Stuart Fleming, the company’s chief executive, says construction of the Dh120 million plant in Dubai Industrial City is almost complete and installation and commissioning of the specialist equipment is imminent. “We are looking to move in in April and soft launch through the summer, with an official opening in September”.

Funding for the plant has come through the Swiss Government Export Finance Agency, “which makes this the largest foreign direct investment in the environment in the UAE”. When fully operational the Dh120 million plant in Dubai Industrial City will have a capacity of 39,000 tons of e-waste a year, in addition to handling 60,000 tons of other specialist waste, ranging from expired consumable products, such as shampoos, to car parts.

The automated technology, says Mr Fleming, “is state-of-the-art, and there’s nothing like it in the rest of the Middle East, let alone alone the Middle East-Africa region, which is our core territory”. The company has rejected chemical and high-pressure-water techniques as environmentally unfriendly, instead opting for a technology that combines shredding and pulping with magnets and air pressure to separate and extract steel, iron, copper, zinc, nickel, gold and silver and precious metals.

The UN is keen to point out to companies and governments alike that, as well as protecting the environment, recycling e-waste also makes sound economic sense.

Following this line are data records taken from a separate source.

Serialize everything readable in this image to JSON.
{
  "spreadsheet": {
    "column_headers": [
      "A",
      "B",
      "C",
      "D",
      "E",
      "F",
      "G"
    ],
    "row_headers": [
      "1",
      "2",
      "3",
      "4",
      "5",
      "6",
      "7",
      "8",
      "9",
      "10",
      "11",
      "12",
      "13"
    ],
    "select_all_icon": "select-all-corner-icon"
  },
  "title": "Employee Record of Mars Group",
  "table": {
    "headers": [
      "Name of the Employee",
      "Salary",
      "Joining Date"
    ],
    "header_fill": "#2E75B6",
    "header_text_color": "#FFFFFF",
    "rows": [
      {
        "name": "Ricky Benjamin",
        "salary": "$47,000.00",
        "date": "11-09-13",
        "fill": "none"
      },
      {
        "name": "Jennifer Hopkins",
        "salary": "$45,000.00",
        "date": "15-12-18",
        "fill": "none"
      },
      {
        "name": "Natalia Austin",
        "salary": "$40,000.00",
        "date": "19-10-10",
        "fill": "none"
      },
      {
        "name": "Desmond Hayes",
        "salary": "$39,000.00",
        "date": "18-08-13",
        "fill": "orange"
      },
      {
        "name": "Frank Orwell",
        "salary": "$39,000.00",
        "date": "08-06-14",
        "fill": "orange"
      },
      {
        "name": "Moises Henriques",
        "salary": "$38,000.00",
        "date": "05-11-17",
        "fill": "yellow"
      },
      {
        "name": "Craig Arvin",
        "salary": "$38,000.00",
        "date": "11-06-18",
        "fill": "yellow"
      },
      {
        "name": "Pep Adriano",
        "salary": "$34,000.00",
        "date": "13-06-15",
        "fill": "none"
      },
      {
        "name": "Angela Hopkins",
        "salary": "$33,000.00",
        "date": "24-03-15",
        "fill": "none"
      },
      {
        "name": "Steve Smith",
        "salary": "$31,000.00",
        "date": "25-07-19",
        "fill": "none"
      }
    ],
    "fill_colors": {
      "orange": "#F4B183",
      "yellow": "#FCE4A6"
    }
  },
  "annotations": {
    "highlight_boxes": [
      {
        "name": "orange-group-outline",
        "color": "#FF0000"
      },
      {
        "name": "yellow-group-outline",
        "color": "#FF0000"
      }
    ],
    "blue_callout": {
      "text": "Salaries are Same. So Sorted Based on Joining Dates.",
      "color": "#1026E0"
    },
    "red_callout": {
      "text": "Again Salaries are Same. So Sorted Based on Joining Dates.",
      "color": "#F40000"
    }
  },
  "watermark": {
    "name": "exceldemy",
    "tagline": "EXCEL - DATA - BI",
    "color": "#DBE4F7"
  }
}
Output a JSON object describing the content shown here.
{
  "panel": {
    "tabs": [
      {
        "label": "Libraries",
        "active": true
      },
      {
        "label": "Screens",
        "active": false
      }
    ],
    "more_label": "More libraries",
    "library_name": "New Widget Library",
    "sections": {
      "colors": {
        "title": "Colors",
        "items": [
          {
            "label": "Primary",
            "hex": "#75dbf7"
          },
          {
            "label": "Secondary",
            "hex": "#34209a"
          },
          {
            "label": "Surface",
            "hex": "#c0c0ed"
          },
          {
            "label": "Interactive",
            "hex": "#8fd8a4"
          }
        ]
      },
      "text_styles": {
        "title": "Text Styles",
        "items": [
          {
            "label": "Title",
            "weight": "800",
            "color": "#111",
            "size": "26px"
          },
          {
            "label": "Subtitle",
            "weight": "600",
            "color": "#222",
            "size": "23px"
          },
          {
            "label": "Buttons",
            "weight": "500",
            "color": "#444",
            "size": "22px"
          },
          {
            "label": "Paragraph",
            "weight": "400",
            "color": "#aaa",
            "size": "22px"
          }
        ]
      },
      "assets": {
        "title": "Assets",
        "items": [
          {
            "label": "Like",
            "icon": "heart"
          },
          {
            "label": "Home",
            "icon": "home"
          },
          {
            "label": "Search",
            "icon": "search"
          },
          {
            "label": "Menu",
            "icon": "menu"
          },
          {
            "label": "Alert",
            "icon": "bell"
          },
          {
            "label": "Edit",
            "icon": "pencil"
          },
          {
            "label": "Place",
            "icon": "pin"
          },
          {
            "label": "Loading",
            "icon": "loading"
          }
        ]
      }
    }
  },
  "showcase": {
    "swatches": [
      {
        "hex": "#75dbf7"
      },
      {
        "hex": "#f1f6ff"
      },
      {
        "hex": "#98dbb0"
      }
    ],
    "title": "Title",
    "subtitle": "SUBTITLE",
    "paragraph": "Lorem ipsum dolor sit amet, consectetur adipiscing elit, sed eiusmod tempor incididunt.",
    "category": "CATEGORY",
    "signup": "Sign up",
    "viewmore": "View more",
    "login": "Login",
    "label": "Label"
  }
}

Burying or burning e-waste is to throw away valuable component materials including precious metals.

The UN report estimates that the global value of all raw materials in e-waste in 2016 was an astonishing 55 billion Euros (Dh250bn) – more than the GDP of many countries.